Work request:
Would you print each of the entries below precisely as given?
[Working data — start]
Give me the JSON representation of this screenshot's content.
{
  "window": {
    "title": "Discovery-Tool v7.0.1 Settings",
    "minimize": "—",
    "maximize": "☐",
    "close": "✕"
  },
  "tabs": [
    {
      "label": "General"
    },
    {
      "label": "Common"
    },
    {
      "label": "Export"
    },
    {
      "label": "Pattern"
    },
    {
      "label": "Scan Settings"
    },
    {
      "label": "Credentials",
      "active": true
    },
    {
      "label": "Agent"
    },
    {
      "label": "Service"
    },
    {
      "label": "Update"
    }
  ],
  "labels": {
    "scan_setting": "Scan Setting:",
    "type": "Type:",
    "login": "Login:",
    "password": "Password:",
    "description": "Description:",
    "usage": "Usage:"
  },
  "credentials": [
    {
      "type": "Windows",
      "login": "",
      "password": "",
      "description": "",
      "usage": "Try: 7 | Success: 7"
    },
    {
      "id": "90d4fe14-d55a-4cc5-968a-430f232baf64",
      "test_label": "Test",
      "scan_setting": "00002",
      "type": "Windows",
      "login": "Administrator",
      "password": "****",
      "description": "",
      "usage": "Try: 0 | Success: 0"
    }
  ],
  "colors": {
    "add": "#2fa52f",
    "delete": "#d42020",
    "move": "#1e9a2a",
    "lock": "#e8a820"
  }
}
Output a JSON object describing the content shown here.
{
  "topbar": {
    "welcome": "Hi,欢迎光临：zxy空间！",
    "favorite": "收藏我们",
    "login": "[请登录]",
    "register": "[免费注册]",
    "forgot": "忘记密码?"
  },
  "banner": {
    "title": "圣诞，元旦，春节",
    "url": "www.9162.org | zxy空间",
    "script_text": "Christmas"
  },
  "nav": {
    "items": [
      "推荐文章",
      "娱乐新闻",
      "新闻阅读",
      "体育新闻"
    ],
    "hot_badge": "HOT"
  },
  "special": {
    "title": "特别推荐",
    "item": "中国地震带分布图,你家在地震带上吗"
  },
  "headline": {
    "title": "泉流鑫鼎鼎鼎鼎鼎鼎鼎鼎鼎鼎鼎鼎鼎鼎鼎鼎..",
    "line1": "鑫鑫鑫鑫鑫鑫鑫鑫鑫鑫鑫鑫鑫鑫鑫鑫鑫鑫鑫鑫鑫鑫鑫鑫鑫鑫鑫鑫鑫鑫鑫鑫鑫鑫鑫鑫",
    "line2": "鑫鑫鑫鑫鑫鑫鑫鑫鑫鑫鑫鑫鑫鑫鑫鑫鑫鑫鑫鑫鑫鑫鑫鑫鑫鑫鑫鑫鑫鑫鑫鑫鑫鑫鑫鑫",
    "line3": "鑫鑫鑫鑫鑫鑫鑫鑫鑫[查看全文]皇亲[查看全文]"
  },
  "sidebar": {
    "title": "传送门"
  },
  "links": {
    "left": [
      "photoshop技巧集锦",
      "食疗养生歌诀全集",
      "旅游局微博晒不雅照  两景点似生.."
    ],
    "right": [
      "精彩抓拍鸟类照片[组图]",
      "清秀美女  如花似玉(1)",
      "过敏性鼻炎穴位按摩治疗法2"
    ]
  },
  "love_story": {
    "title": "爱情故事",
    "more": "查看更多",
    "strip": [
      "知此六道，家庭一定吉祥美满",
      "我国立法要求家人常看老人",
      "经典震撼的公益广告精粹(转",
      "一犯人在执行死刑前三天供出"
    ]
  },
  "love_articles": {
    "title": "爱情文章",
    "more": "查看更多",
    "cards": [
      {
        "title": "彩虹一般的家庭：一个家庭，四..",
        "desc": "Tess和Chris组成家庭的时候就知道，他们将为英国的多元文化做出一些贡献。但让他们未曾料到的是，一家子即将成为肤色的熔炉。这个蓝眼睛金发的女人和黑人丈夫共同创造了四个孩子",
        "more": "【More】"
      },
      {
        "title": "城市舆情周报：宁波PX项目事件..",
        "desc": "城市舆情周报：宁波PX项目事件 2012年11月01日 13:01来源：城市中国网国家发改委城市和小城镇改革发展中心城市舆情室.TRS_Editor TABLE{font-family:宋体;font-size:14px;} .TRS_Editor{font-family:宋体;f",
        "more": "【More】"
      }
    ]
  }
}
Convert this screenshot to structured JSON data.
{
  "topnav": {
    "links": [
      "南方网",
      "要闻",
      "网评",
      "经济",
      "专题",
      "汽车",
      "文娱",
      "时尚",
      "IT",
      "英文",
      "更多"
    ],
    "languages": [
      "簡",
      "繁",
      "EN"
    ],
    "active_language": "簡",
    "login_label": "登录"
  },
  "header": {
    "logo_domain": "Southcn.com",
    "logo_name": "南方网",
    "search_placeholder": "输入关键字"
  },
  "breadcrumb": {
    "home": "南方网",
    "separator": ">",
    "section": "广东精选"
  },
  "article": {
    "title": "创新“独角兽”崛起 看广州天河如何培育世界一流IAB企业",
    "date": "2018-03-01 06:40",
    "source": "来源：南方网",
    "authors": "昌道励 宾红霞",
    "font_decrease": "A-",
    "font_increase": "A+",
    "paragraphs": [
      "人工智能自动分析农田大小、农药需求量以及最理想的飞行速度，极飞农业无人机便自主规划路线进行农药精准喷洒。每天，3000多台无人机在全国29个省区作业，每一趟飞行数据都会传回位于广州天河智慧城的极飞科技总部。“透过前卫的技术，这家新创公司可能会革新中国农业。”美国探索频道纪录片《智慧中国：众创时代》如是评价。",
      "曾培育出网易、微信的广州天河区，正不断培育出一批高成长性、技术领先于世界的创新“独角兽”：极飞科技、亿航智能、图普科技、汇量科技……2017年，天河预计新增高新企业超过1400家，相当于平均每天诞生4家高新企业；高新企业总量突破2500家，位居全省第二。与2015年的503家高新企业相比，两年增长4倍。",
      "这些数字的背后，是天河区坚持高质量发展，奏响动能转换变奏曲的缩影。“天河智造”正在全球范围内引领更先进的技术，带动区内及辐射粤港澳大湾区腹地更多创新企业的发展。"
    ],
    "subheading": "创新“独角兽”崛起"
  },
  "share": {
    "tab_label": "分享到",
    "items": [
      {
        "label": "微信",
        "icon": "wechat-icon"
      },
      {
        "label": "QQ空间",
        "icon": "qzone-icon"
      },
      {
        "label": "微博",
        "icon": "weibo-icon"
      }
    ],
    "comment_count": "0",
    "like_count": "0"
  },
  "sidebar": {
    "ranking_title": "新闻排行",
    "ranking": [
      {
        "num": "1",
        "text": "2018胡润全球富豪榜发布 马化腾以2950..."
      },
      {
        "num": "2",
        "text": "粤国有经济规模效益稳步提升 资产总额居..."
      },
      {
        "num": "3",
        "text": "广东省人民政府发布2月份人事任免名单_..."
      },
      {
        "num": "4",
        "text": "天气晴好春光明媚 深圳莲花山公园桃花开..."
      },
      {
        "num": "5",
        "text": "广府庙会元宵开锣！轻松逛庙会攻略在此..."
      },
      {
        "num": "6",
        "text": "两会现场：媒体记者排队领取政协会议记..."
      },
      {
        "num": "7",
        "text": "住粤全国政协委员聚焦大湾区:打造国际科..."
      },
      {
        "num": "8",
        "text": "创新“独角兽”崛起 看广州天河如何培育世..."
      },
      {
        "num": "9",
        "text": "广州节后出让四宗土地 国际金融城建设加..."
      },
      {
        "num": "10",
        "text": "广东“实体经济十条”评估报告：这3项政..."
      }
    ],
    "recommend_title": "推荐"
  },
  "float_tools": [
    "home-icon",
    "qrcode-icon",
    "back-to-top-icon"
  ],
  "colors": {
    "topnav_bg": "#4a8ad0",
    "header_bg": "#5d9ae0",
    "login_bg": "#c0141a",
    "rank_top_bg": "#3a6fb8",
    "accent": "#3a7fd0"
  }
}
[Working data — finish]
Task response:
Give me the JSON representation of this screenshot's content.
{
  "window": {
    "title": "Discovery-Tool v7.0.1 Settings",
    "minimize": "—",
    "maximize": "☐",
    "close": "✕"
  },
  "tabs": [
    {
      "label": "General"
    },
    {
      "label": "Common"
    },
    {
      "label": "Export"
    },
    {
      "label": "Pattern"
    },
    {
      "label": "Scan Settings"
    },
    {
      "label": "Credentials",
      "active": true
    },
    {
      "label": "Agent"
    },
    {
      "label": "Service"
    },
    {
      "label": "Update"
    }
  ],
  "labels": {
    "scan_setting": "Scan Setting:",
    "type": "Type:",
    "login": "Login:",
    "password": "Password:",
    "description": "Description:",
    "usage": "Usage:"
  },
  "credentials": [
    {
      "type": "Windows",
      "login": "",
      "password": "",
      "description": "",
      "usage": "Try: 7 | Success: 7"
    },
    {
      "id": "90d4fe14-d55a-4cc5-968a-430f232baf64",
      "test_label": "Test",
      "scan_setting": "00002",
      "type": "Windows",
      "login": "Administrator",
      "password": "****",
      "description": "",
      "usage": "Try: 0 | Success: 0"
    }
  ],
  "colors": {
    "add": "#2fa52f",
    "delete": "#d42020",
    "move": "#1e9a2a",
    "lock": "#e8a820"
  }
}
Output a JSON object describing the content shown here.
{
  "topbar": {
    "welcome": "Hi,欢迎光临：zxy空间！",
    "favorite": "收藏我们",
    "login": "[请登录]",
    "register": "[免费注册]",
    "forgot": "忘记密码?"
  },
  "banner": {
    "title": "圣诞，元旦，春节",
    "url": "www.9162.org | zxy空间",
    "script_text": "Christmas"
  },
  "nav": {
    "items": [
      "推荐文章",
      "娱乐新闻",
      "新闻阅读",
      "体育新闻"
    ],
    "hot_badge": "HOT"
  },
  "special": {
    "title": "特别推荐",
    "item": "中国地震带分布图,你家在地震带上吗"
  },
  "headline": {
    "title": "泉流鑫鼎鼎鼎鼎鼎鼎鼎鼎鼎鼎鼎鼎鼎鼎鼎鼎..",
    "line1": "鑫鑫鑫鑫鑫鑫鑫鑫鑫鑫鑫鑫鑫鑫鑫鑫鑫鑫鑫鑫鑫鑫鑫鑫鑫鑫鑫鑫鑫鑫鑫鑫鑫鑫鑫鑫",
    "line2": "鑫鑫鑫鑫鑫鑫鑫鑫鑫鑫鑫鑫鑫鑫鑫鑫鑫鑫鑫鑫鑫鑫鑫鑫鑫鑫鑫鑫鑫鑫鑫鑫鑫鑫鑫鑫",
    "line3": "鑫鑫鑫鑫鑫鑫鑫鑫鑫[查看全文]皇亲[查看全文]"
  },
  "sidebar": {
    "title": "传送门"
  },
  "links": {
    "left": [
      "photoshop技巧集锦",
      "食疗养生歌诀全集",
      "旅游局微博晒不雅照  两景点似生.."
    ],
    "right": [
      "精彩抓拍鸟类照片[组图]",
      "清秀美女  如花似玉(1)",
      "过敏性鼻炎穴位按摩治疗法2"
    ]
  },
  "love_story": {
    "title": "爱情故事",
    "more": "查看更多",
    "strip": [
      "知此六道，家庭一定吉祥美满",
      "我国立法要求家人常看老人",
      "经典震撼的公益广告精粹(转",
      "一犯人在执行死刑前三天供出"
    ]
  },
  "love_articles": {
    "title": "爱情文章",
    "more": "查看更多",
    "cards": [
      {
        "title": "彩虹一般的家庭：一个家庭，四..",
        "desc": "Tess和Chris组成家庭的时候就知道，他们将为英国的多元文化做出一些贡献。但让他们未曾料到的是，一家子即将成为肤色的熔炉。这个蓝眼睛金发的女人和黑人丈夫共同创造了四个孩子",
        "more": "【More】"
      },
      {
        "title": "城市舆情周报：宁波PX项目事件..",
        "desc": "城市舆情周报：宁波PX项目事件 2012年11月01日 13:01来源：城市中国网国家发改委城市和小城镇改革发展中心城市舆情室.TRS_Editor TABLE{font-family:宋体;font-size:14px;} .TRS_Editor{font-family:宋体;f",
        "more": "【More】"
      }
    ]
  }
}
Convert this screenshot to structured JSON data.
{
  "topnav": {
    "links": [
      "南方网",
      "要闻",
      "网评",
      "经济",
      "专题",
      "汽车",
      "文娱",
      "时尚",
      "IT",
      "英文",
      "更多"
    ],
    "languages": [
      "簡",
      "繁",
      "EN"
    ],
    "active_language": "簡",
    "login_label": "登录"
  },
  "header": {
    "logo_domain": "Southcn.com",
    "logo_name": "南方网",
    "search_placeholder": "输入关键字"
  },
  "breadcrumb": {
    "home": "南方网",
    "separator": ">",
    "section": "广东精选"
  },
  "article": {
    "title": "创新“独角兽”崛起 看广州天河如何培育世界一流IAB企业",
    "date": "2018-03-01 06:40",
    "source": "来源：南方网",
    "authors": "昌道励 宾红霞",
    "font_decrease": "A-",
    "font_increase": "A+",
    "paragraphs": [
      "人工智能自动分析农田大小、农药需求量以及最理想的飞行速度，极飞农业无人机便自主规划路线进行农药精准喷洒。每天，3000多台无人机在全国29个省区作业，每一趟飞行数据都会传回位于广州天河智慧城的极飞科技总部。“透过前卫的技术，这家新创公司可能会革新中国农业。”美国探索频道纪录片《智慧中国：众创时代》如是评价。",
      "曾培育出网易、微信的广州天河区，正不断培育出一批高成长性、技术领先于世界的创新“独角兽”：极飞科技、亿航智能、图普科技、汇量科技……2017年，天河预计新增高新企业超过1400家，相当于平均每天诞生4家高新企业；高新企业总量突破2500家，位居全省第二。与2015年的503家高新企业相比，两年增长4倍。",
      "这些数字的背后，是天河区坚持高质量发展，奏响动能转换变奏曲的缩影。“天河智造”正在全球范围内引领更先进的技术，带动区内及辐射粤港澳大湾区腹地更多创新企业的发展。"
    ],
    "subheading": "创新“独角兽”崛起"
  },
  "share": {
    "tab_label": "分享到",
    "items": [
      {
        "label": "微信",
        "icon": "wechat-icon"
      },
      {
        "label": "QQ空间",
        "icon": "qzone-icon"
      },
      {
        "label": "微博",
        "icon": "weibo-icon"
      }
    ],
    "comment_count": "0",
    "like_count": "0"
  },
  "sidebar": {
    "ranking_title": "新闻排行",
    "ranking": [
      {
        "num": "1",
        "text": "2018胡润全球富豪榜发布 马化腾以2950..."
      },
      {
        "num": "2",
        "text": "粤国有经济规模效益稳步提升 资产总额居..."
      },
      {
        "num": "3",
        "text": "广东省人民政府发布2月份人事任免名单_..."
      },
      {
        "num": "4",
        "text": "天气晴好春光明媚 深圳莲花山公园桃花开..."
      },
      {
        "num": "5",
        "text": "广府庙会元宵开锣！轻松逛庙会攻略在此..."
      },
      {
        "num": "6",
        "text": "两会现场：媒体记者排队领取政协会议记..."
      },
      {
        "num": "7",
        "text": "住粤全国政协委员聚焦大湾区:打造国际科..."
      },
      {
        "num": "8",
        "text": "创新“独角兽”崛起 看广州天河如何培育世..."
      },
      {
        "num": "9",
        "text": "广州节后出让四宗土地 国际金融城建设加..."
      },
      {
        "num": "10",
        "text": "广东“实体经济十条”评估报告：这3项政..."
      }
    ],
    "recommend_title": "推荐"
  },
  "float_tools": [
    "home-icon",
    "qrcode-icon",
    "back-to-top-icon"
  ],
  "colors": {
    "topnav_bg": "#4a8ad0",
    "header_bg": "#5d9ae0",
    "login_bg": "#c0141a",
    "rank_top_bg": "#3a6fb8",
    "accent": "#3a7fd0"
  }
}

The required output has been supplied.